REVIEW: A spoonful too much sugar from Mary Poppins
Yeah, it probably would. But I’m going to use it anyway, because that’s the best way I can describe the Broadway Across Canada production of the hit musical playing at the Jubilee until July 29th.
There’s nothing actually wrong with Mary Poppins. The production is first rate, just as we’ve come to expect from these Broadway shows that roll through town regularly. The singing and dancing is of the highest caliber.
And yet, and yet … it wore me down. Maybe it was because a technical malfunction in the first act stopped the show dead for about 20 minutes, but by the time Mary Poppins was lurching towards its conclusion about 3 hours after it started, I couldn’t wait for it to end.
Mary Poppins dates back to 1934, when the first of a series of books about the magical nanny appeared. The series might have been just a footnote had it not been for the equally magical touch of Walt Disney pictures, whose 1964 film starring Julie Andrews and Dick Van Dyke gave the story its enduring popularity. (How popular? It’s well known enough that The Simpsons did a parody episode, Sherry Bobbins, with some typically spot-on song parodies.) The stage production debuted in London in 2004, going to Broadway in 2006, where it is still playing, presumably to tourists.
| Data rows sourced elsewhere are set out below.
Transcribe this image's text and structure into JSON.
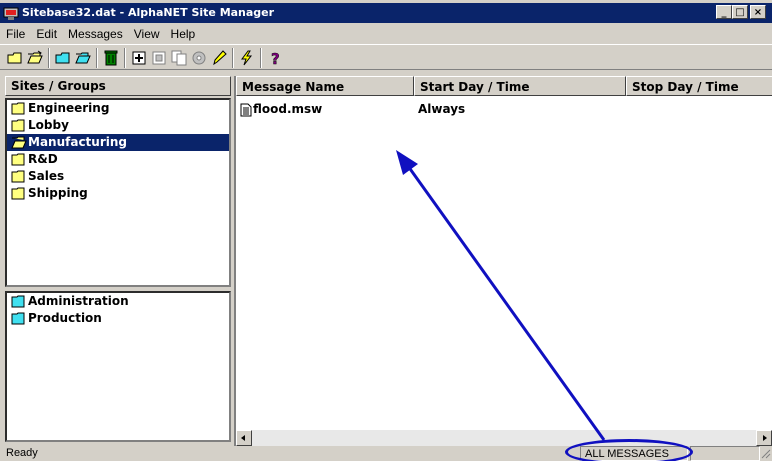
{
  "window": {
    "title": "Sitebase32.dat - AlphaNET Site Manager",
    "controls": [
      "_",
      "□",
      "×"
    ]
  },
  "menu": [
    "File",
    "Edit",
    "Messages",
    "View",
    "Help"
  ],
  "toolbar_icons": [
    "new-folder-icon",
    "open-folder-icon",
    "folder-icon",
    "open-folder-icon",
    "trash-icon",
    "add-icon",
    "copy-icon",
    "duplicate-icon",
    "properties-icon",
    "pencil-icon",
    "lightning-icon",
    "help-icon"
  ],
  "left_pane": {
    "header": "Sites / Groups",
    "sites": [
      {
        "label": "Engineering",
        "selected": false
      },
      {
        "label": "Lobby",
        "selected": false
      },
      {
        "label": "Manufacturing",
        "selected": true
      },
      {
        "label": "R&D",
        "selected": false
      },
      {
        "label": "Sales",
        "selected": false
      },
      {
        "label": "Shipping",
        "selected": false
      }
    ],
    "groups": [
      {
        "label": "Administration"
      },
      {
        "label": "Production"
      }
    ]
  },
  "messages": {
    "columns": [
      "Message Name",
      "Start Day / Time",
      "Stop Day / Time"
    ],
    "rows": [
      {
        "name": "flood.msw",
        "start": "Always",
        "stop": ""
      }
    ]
  },
  "status": {
    "text": "Ready",
    "filter": "ALL MESSAGES"
  },
  "colors": {
    "title_bg": "#0a246a",
    "selection": "#0a246a",
    "annotation": "#1010c0",
    "folder_yellow": "#ffff80",
    "folder_cyan": "#40e0f0"
  }
}
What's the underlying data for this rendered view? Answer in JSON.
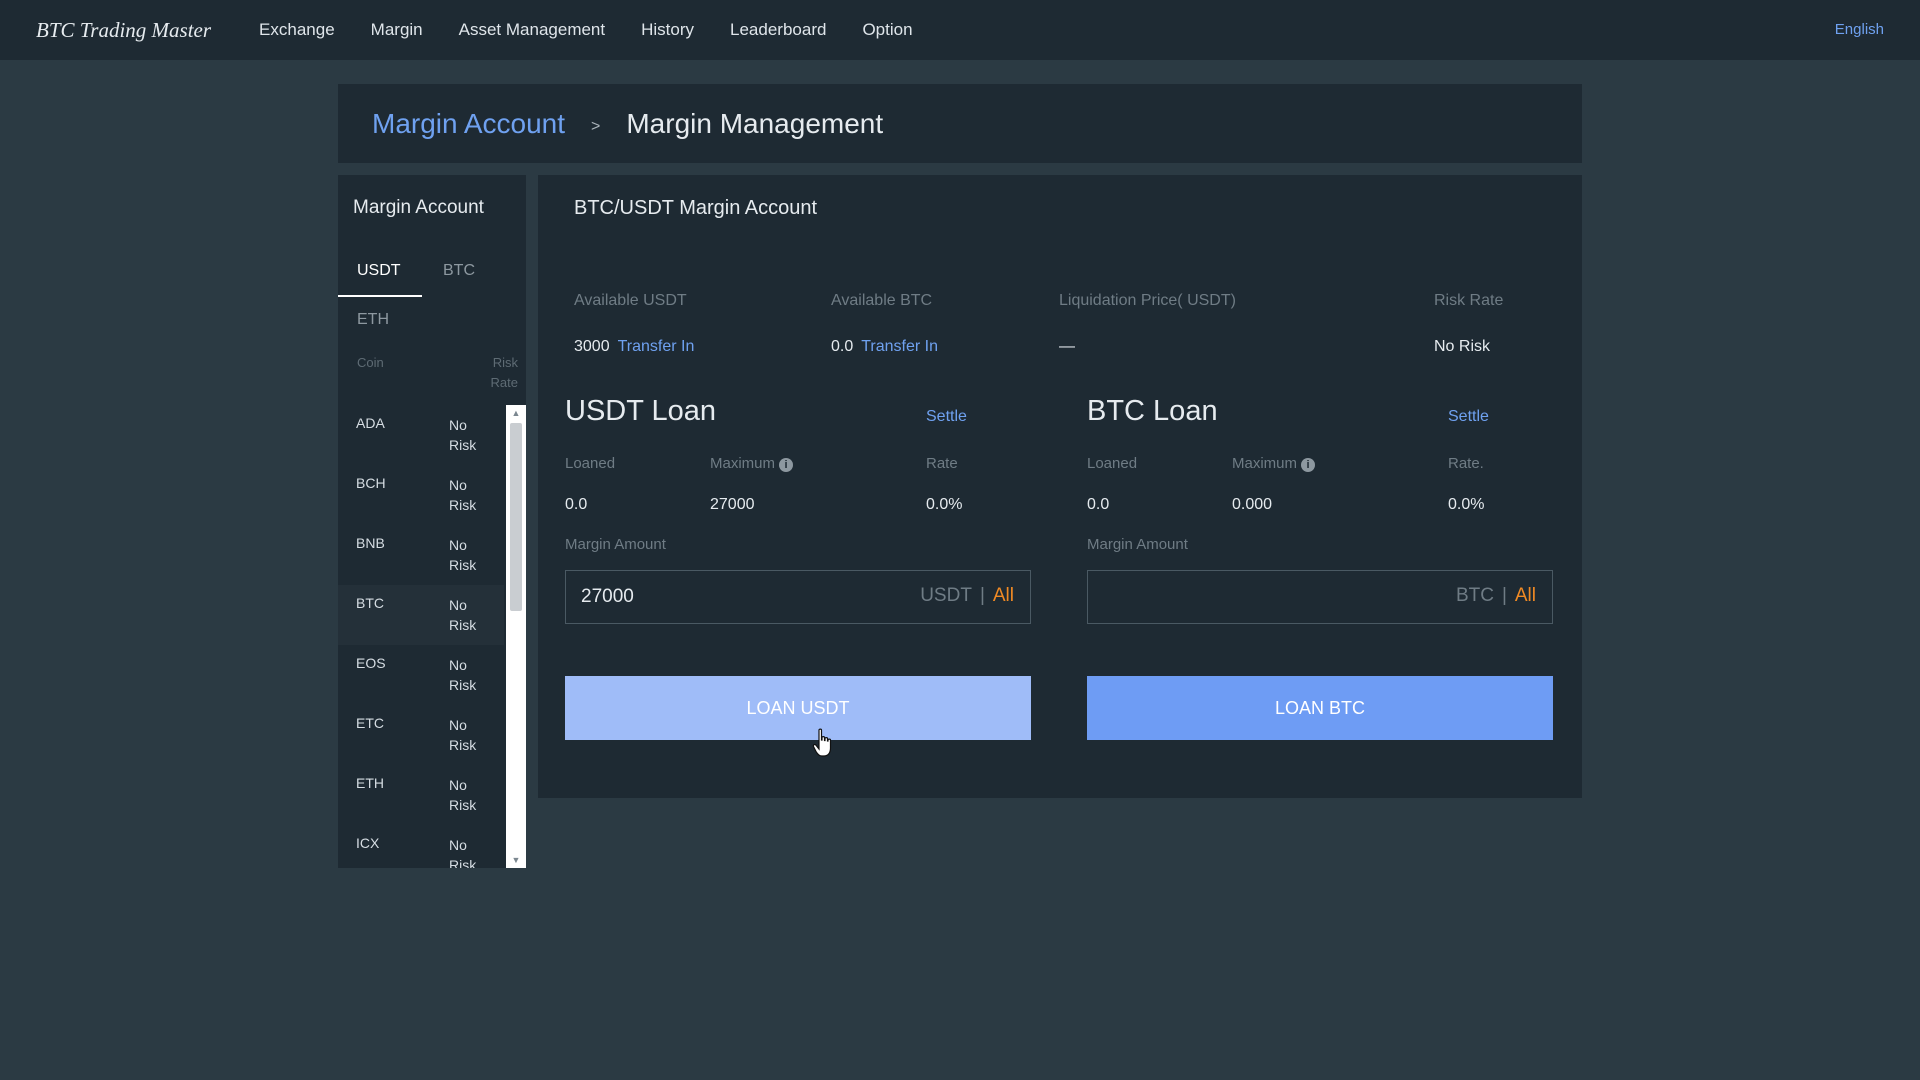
{
  "nav": {
    "brand": "BTC Trading Master",
    "items": [
      "Exchange",
      "Margin",
      "Asset Management",
      "History",
      "Leaderboard",
      "Option"
    ],
    "language": "English"
  },
  "breadcrumb": {
    "parent": "Margin Account",
    "separator": ">",
    "current": "Margin Management"
  },
  "sidebar": {
    "title": "Margin Account",
    "tabs": [
      "USDT",
      "BTC",
      "ETH"
    ],
    "active_tab": "USDT",
    "col_coin": "Coin",
    "col_risk_line1": "Risk",
    "col_risk_line2": "Rate",
    "coins": [
      {
        "name": "ADA",
        "risk1": "No",
        "risk2": "Risk"
      },
      {
        "name": "BCH",
        "risk1": "No",
        "risk2": "Risk"
      },
      {
        "name": "BNB",
        "risk1": "No",
        "risk2": "Risk"
      },
      {
        "name": "BTC",
        "risk1": "No",
        "risk2": "Risk"
      },
      {
        "name": "EOS",
        "risk1": "No",
        "risk2": "Risk"
      },
      {
        "name": "ETC",
        "risk1": "No",
        "risk2": "Risk"
      },
      {
        "name": "ETH",
        "risk1": "No",
        "risk2": "Risk"
      },
      {
        "name": "ICX",
        "risk1": "No",
        "risk2": "Risk"
      }
    ]
  },
  "main": {
    "title": "BTC/USDT Margin Account",
    "stats": {
      "available_usdt_label": "Available USDT",
      "available_usdt_value": "3000",
      "available_btc_label": "Available BTC",
      "available_btc_value": "0.0",
      "transfer_in": "Transfer In",
      "liquidation_label": "Liquidation Price( USDT)",
      "liquidation_value": "—",
      "risk_rate_label": "Risk Rate",
      "risk_rate_value": "No Risk"
    },
    "usdt_loan": {
      "title": "USDT Loan",
      "settle": "Settle",
      "loaned_label": "Loaned",
      "maximum_label": "Maximum",
      "rate_label": "Rate",
      "loaned_value": "0.0",
      "maximum_value": "27000",
      "rate_value": "0.0%",
      "margin_amount_label": "Margin Amount",
      "amount_value": "27000",
      "unit": "USDT",
      "all": "All",
      "button": "LOAN USDT"
    },
    "btc_loan": {
      "title": "BTC Loan",
      "settle": "Settle",
      "loaned_label": "Loaned",
      "maximum_label": "Maximum",
      "rate_label": "Rate.",
      "loaned_value": "0.0",
      "maximum_value": "0.000",
      "rate_value": "0.0%",
      "margin_amount_label": "Margin Amount",
      "amount_value": "",
      "unit": "BTC",
      "all": "All",
      "button": "LOAN BTC"
    }
  },
  "colors": {
    "background": "#2b3a43",
    "panel": "#1e2a33",
    "link": "#6fa1f0",
    "accent_orange": "#f08a24",
    "button_hover": "#9fbcf8",
    "button": "#6e9cf4"
  }
}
The stage show blends songs from the film (Chim Chim Cher-ee, A Spoonful of Sugar, The Perfect Nanny, and of course Supercalifragilisticexpialidocious) with new material, with mixed results. Mary sings an amusing song, Practically Perfect, about how she is, well, practically perfect (and a bit of an egotist as well). Brimstone and Treacle, sung with great gusto by evil nanny Miss Andrew (Q. Smith) is a lot of fun. But the big finale song, Anything Can Happen, is irksome with its ‘you can do anything!’ attitude.
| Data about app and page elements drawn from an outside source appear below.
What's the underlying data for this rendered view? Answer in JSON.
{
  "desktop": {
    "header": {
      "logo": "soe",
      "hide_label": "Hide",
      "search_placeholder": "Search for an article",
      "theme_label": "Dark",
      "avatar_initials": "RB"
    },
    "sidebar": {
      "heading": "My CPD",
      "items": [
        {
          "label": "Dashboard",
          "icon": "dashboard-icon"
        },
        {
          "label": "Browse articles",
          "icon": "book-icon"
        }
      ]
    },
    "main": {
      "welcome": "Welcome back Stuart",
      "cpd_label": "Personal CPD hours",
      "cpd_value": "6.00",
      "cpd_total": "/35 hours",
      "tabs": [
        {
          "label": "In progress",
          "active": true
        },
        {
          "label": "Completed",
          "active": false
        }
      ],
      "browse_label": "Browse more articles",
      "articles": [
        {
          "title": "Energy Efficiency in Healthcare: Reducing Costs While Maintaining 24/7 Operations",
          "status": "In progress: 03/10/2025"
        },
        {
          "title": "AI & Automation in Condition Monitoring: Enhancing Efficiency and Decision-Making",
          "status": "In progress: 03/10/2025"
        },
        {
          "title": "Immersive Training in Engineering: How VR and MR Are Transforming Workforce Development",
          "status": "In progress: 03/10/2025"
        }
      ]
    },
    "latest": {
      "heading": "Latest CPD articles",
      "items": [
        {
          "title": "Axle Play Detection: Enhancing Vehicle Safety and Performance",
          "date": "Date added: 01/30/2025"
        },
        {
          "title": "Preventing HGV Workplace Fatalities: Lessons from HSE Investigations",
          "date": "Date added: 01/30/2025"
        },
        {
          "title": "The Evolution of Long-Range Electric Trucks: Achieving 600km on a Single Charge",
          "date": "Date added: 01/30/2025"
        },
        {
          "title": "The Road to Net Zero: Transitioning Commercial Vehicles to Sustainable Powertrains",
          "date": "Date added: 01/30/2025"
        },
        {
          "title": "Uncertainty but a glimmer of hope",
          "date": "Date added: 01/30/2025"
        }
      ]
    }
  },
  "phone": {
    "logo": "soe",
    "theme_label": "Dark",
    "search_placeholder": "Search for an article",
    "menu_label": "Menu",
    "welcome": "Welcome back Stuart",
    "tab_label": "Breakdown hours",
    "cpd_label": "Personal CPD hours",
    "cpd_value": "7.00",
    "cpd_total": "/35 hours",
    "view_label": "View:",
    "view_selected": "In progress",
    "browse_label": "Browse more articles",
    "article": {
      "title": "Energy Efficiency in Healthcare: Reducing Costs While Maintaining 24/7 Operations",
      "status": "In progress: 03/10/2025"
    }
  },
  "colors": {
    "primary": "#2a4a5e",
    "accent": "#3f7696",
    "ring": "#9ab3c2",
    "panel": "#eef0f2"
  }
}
The production employs all the tricks of the theatre trade to great effect. There’s a wonderful sequence where chimney sweep Bert (Case Dillard) dances on the walls and ceiling, and the main household set opens up like a pop-up book.
So, no complaints there. But a little of Mary Poppins goes a long way. Rachel Wallace is a perfect Poppins, but she sings in that high-pitched, trilling way that wears out its welcome quite quickly. Worse still are the children. I can take little kids singing voices in small doses only (those screechy voices are like nails on a blackboard), but there are no small doses in Mary Poppins.
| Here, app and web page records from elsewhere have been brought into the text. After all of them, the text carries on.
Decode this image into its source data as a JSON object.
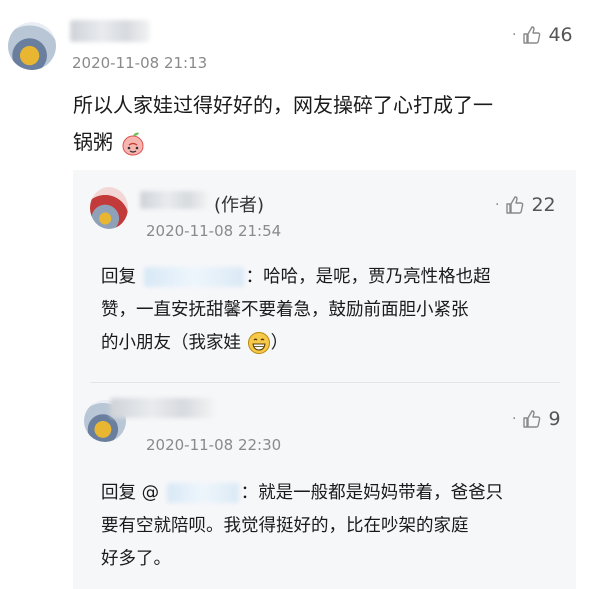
{
  "main_comment": {
    "timestamp": "2020-11-08 21:13",
    "likes": "46",
    "text_line1": "所以人家娃过得好好的，网友操碎了心打成了一",
    "text_line2": "锅粥",
    "emoji_icon": "peach-emoji"
  },
  "replies": [
    {
      "author_tag": "(作者)",
      "timestamp": "2020-11-08 21:54",
      "likes": "22",
      "reply_prefix": "回复",
      "text_line1": "：哈哈，是呢，贾乃亮性格也超",
      "text_line2": "赞，一直安抚甜馨不要着急，鼓励前面胆小紧张",
      "text_line3": "的小朋友（我家娃",
      "text_after_emoji": "）",
      "emoji_icon": "grin-emoji"
    },
    {
      "timestamp": "2020-11-08 22:30",
      "likes": "9",
      "reply_prefix": "回复 @",
      "text_line1": "：就是一般都是妈妈带着，爸爸只",
      "text_line2": "要有空就陪呗。我觉得挺好的，比在吵架的家庭",
      "text_line3": "好多了。"
    }
  ]
}
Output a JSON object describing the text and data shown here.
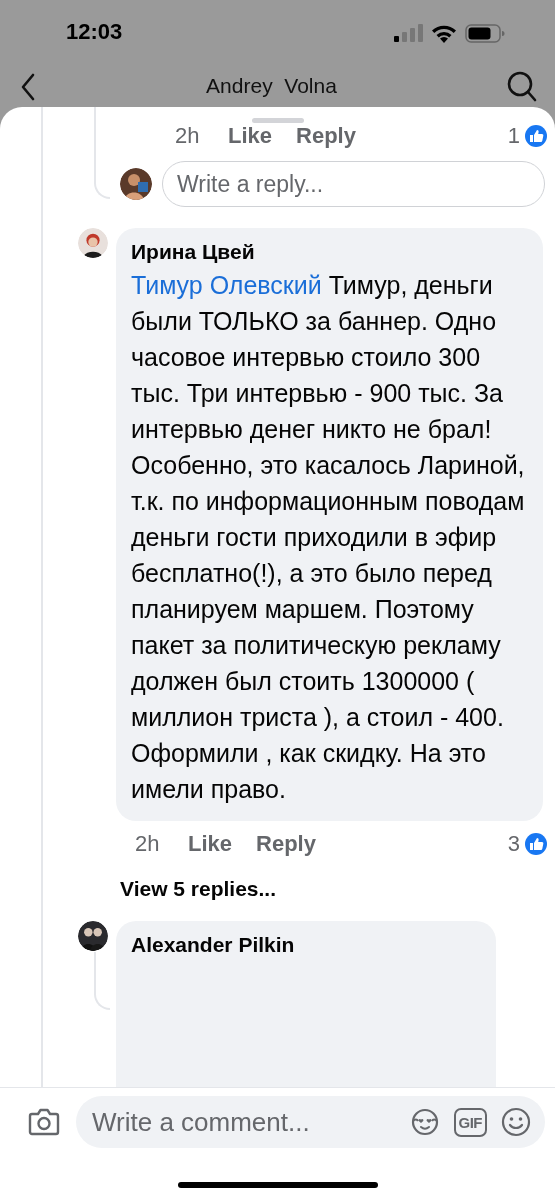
{
  "status_bar": {
    "time": "12:03"
  },
  "header": {
    "title": "Andrey  Volna"
  },
  "previous_reply": {
    "time": "2h",
    "like": "Like",
    "reply": "Reply",
    "reactions": "1"
  },
  "reply_box": {
    "placeholder": "Write a reply..."
  },
  "comments": [
    {
      "author": "Ирина Цвей",
      "mention": "Тимур Олевский",
      "text": "Тимур, деньги были ТОЛЬКО за баннер. Одно часовое интервью стоило 300 тыс. Три интервью - 900 тыс. За интервью денег никто не брал! Особенно, это касалось Лариной, т.к. по информационным поводам деньги гости приходили в эфир бесплатно(!), а это было перед планируем маршем. Поэтому пакет за политическую рекламу должен был стоить 1300000 ( миллион триста ), а стоил - 400. Оформили , как скидку. На это имели право.",
      "time": "2h",
      "like": "Like",
      "reply": "Reply",
      "reactions": "3",
      "view_replies": "View 5 replies..."
    },
    {
      "author": "Alexander Pilkin"
    }
  ],
  "composer": {
    "placeholder": "Write a comment...",
    "gif": "GIF"
  }
}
(By the way, if you’re thinking of taking your little ones, think twice. It’s a long show, and only a fairly mature child of 10-12 years will be able to sit through it. A woman sitting behind me brought a very small child, who proceeded to jabber through the production while she played with her iPad.)
While I can’t say that I enjoyed Mary Poppins, I’m probably in the minority. The audience seemed to lap it up, giving the production a sincere standing ovation at the end. And yes, I know Standing Os have been devalued; hell, Jay Leno gets one every night. But I got the feeling the crowd was really into it.
I wish I could say I was. I like big Broadway productions, and I’m a sucker for show tunes. But Mary Poppins is too Disney for my tastes. It’s second tier Broadway at best.